In our case series, paediatric osteoarticular TB was the third most frequent form of disease presentation, which was similar to what has been described in the literature.1 We would like to highlight the diagnostic delay and the high percentage of children that required surgical intervention and had sequelae in our study.

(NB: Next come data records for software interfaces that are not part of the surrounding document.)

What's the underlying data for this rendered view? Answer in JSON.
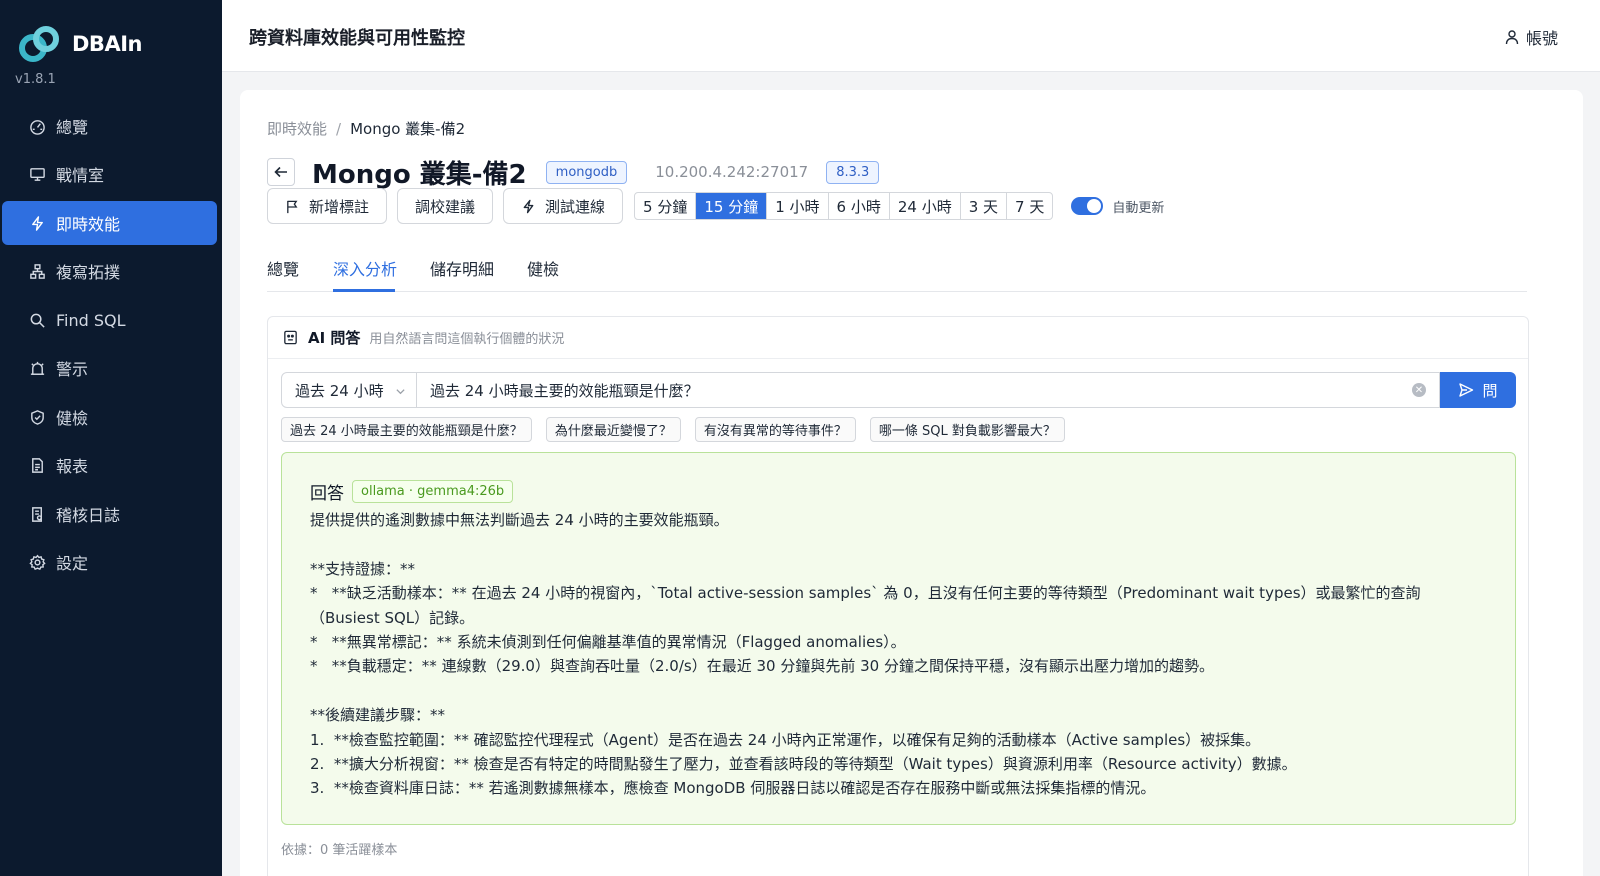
{
  "app": {
    "name": "DBAIn",
    "version": "v1.8.1",
    "header_title": "跨資料庫效能與可用性監控",
    "account_label": "帳號"
  },
  "sidebar": {
    "items": [
      {
        "label": "總覽",
        "icon": "dashboard-icon"
      },
      {
        "label": "戰情室",
        "icon": "monitor-icon"
      },
      {
        "label": "即時效能",
        "icon": "lightning-icon",
        "active": true
      },
      {
        "label": "複寫拓撲",
        "icon": "topology-icon"
      },
      {
        "label": "Find SQL",
        "icon": "search-icon"
      },
      {
        "label": "警示",
        "icon": "alarm-icon"
      },
      {
        "label": "健檢",
        "icon": "shield-icon"
      },
      {
        "label": "報表",
        "icon": "document-icon"
      },
      {
        "label": "稽核日誌",
        "icon": "audit-icon"
      },
      {
        "label": "設定",
        "icon": "gear-icon"
      }
    ]
  },
  "breadcrumb": {
    "parent": "即時效能",
    "separator": "/",
    "current": "Mongo 叢集-備2"
  },
  "instance": {
    "title": "Mongo 叢集-備2",
    "engine_tag": "mongodb",
    "host": "10.200.4.242:27017",
    "version_tag": "8.3.3"
  },
  "actions": {
    "add_annotation": "新增標註",
    "tuning_advice": "調校建議",
    "test_connection": "測試連線"
  },
  "time_ranges": {
    "options": [
      "5 分鐘",
      "15 分鐘",
      "1 小時",
      "6 小時",
      "24 小時",
      "3 天",
      "7 天"
    ],
    "selected": "15 分鐘"
  },
  "auto_refresh": {
    "label": "自動更新",
    "enabled": true
  },
  "tabs": {
    "items": [
      "總覽",
      "深入分析",
      "儲存明細",
      "健檢"
    ],
    "active": "深入分析"
  },
  "ai": {
    "title": "AI 問答",
    "subtitle": "用自然語言問這個執行個體的狀況",
    "period": "過去 24 小時",
    "question": "過去 24 小時最主要的效能瓶頸是什麼？",
    "ask_label": "問",
    "suggestions": [
      "過去 24 小時最主要的效能瓶頸是什麼？",
      "為什麼最近變慢了？",
      "有沒有異常的等待事件？",
      "哪一條 SQL 對負載影響最大？"
    ],
    "answer_label": "回答",
    "model_tag": "ollama · gemma4:26b",
    "answer": {
      "intro": "提供提供的遙測數據中無法判斷過去 24 小時的主要效能瓶頸。",
      "support_heading": "**支持證據：**",
      "support_lines": [
        "*   **缺乏活動樣本：** 在過去 24 小時的視窗內，`Total active-session samples` 為 0，且沒有任何主要的等待類型（Predominant wait types）或最繁忙的查詢（Busiest SQL）記錄。",
        "*   **無異常標記：** 系統未偵測到任何偏離基準值的異常情況（Flagged anomalies）。",
        "*   **負載穩定：** 連線數（29.0）與查詢吞吐量（2.0/s）在最近 30 分鐘與先前 30 分鐘之間保持平穩，沒有顯示出壓力增加的趨勢。"
      ],
      "next_heading": "**後續建議步驟：**",
      "next_lines": [
        "1.  **檢查監控範圍：** 確認監控代理程式（Agent）是否在過去 24 小時內正常運作，以確保有足夠的活動樣本（Active samples）被採集。",
        "2.  **擴大分析視窗：** 檢查是否有特定的時間點發生了壓力，並查看該時段的等待類型（Wait types）與資源利用率（Resource activity）數據。",
        "3.  **檢查資料庫日誌：** 若遙測數據無樣本，應檢查 MongoDB 伺服器日誌以確認是否存在服務中斷或無法採集指標的情況。"
      ]
    },
    "footnote": "依據：0 筆活躍樣本"
  },
  "colors": {
    "sidebar_bg": "#0c1a2e",
    "accent": "#2f6fe0",
    "answer_bg": "#f4fbec",
    "answer_border": "#b9e29a"
  }
}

These findings underscore the importance of including tuberculosis disease in the differential diagnosis of osteoarticular lesions with a slow course, accompanied by pain or with prolonged functional impairment, even in the absence of fever, and especially in immigrant children or children in contact with immigrants from highly endemic countries.1 Furthermore, the prevalence of MDR-MBT is higher in these patients, so it is essential that adequate samples are collected to take advantage of the available molecular diagnostic techniques for the early detection of drug resistances.

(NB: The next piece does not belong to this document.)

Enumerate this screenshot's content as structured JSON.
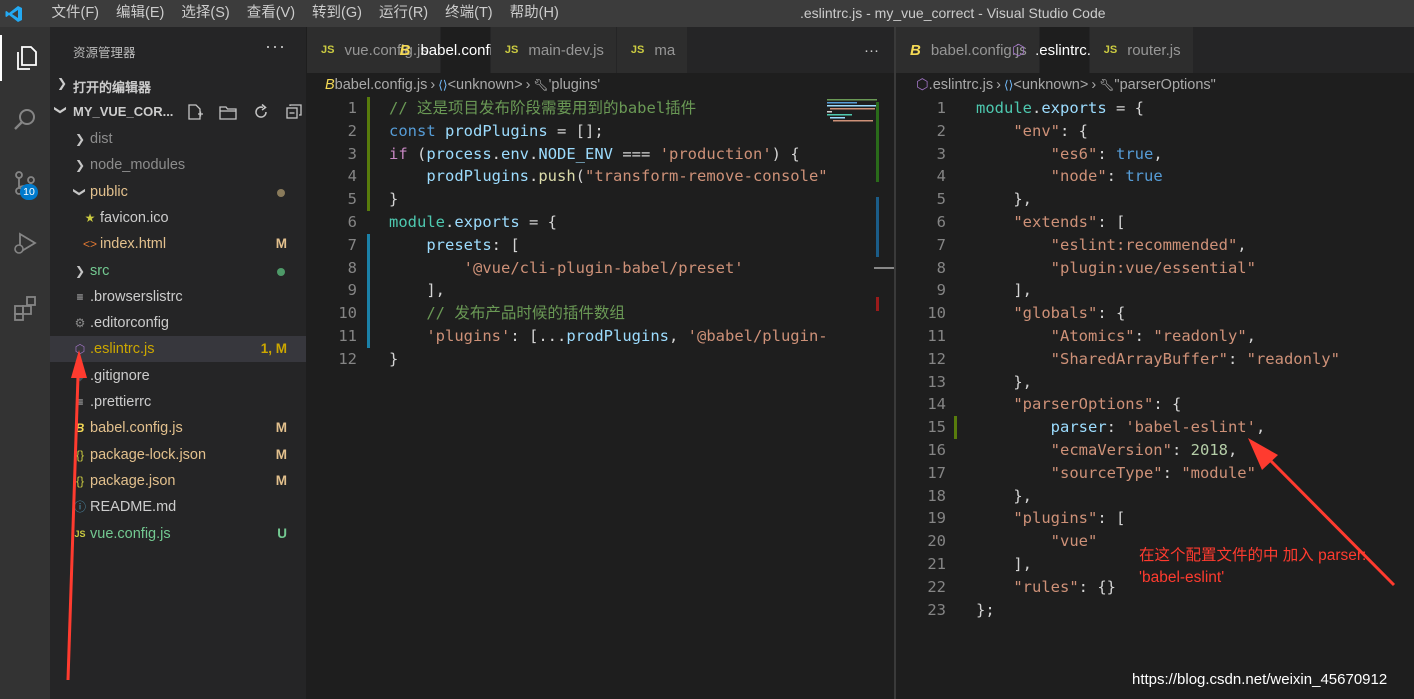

References
1
B. Santiago,D. Blázquez-Gamero,F. Baquero-Artigao,J. Ruiz-Contreras,J.M. Bellón,M.A. Muñoz-Fernández
Pediatric extrapulmonary tuberculosis: clinical spectrum, risk factors and diagnostic challenges in a low prevalence region
Pediatr Infect Dis J, 35 (2016), pp. 1175-1181 http://dx.doi.org/10.1097/INF.0000000000001270
2
T. Del Rosal,F. Baquero-Artigao,M.J. García-Miguel,A. Méndez-Echevarría,G. López,F.J. Aracil
Impact of immigration on pulmonary tuberculosis in Spanish children: a three-decade review
Pediatr Infect Dis J, 29 (2010), pp. 648-651 http://dx.doi.org/10.1097/INF.0b013e3181d5da11
3
B. Santiago,F. Baquero-Artigao,A. Mejías,D. Blázquez,M.S. Jiménez,M.J. Mellado-Peña
Pediatric drug-resistant tuberculosis in Madrid: family matters
Pediatr Infect Dis J, 33 (2014), pp. 345-350 http://dx.doi.org/10.1097/INF.0000000000000111
4
S.D. Enache,I.E. Pleşea,D. Anuşca,B. Zaharia,O.T. Pop
Osteoarticular tuberculosis-a ten years case review
Rom J Morphol Embryol, 46 (2005), pp. 67-72
5
S. Eisen,L. Honywood,D. Shingadia,V. Novelli
Spinal tuberculosis in children
Arch Dis Child, 97 (2012), pp. 724-729 http://dx.doi.org/10.1136/archdischild-2011-301571

Please cite this article as: Pérez Durán MJ, Moreno Sanz-Gadea B, del Rosal Raves T, Mellado Peña MJ, Baquero-Artigao F. Tuberculosis osteoarticular en la edad pediátrica, revisión de casos en 20 años en un hospital terciario. An Pediatr (Barc). 2017;87:291–292.

Corresponding author. (María José Pérez Durán mjopduran@gmail.com)
Copyright © 2016. Asociación Española de Pediatría
An Pediatr (Barc) 2017;87:291-2 - Vol. 87 Num.5 DOI: 10.1016/j.anpede.2017.01.006
X
Cookies Policy

Utilizamos cookies propias y de terceros para mejorar nuestros servicios y mostrarle publicidad relacionada con sus preferencias mediante el análisis de sus hábitos de navegación. Si continua navegando, consideramos que acepta su uso. Puede cambiar la configuración u obtener más información aquí.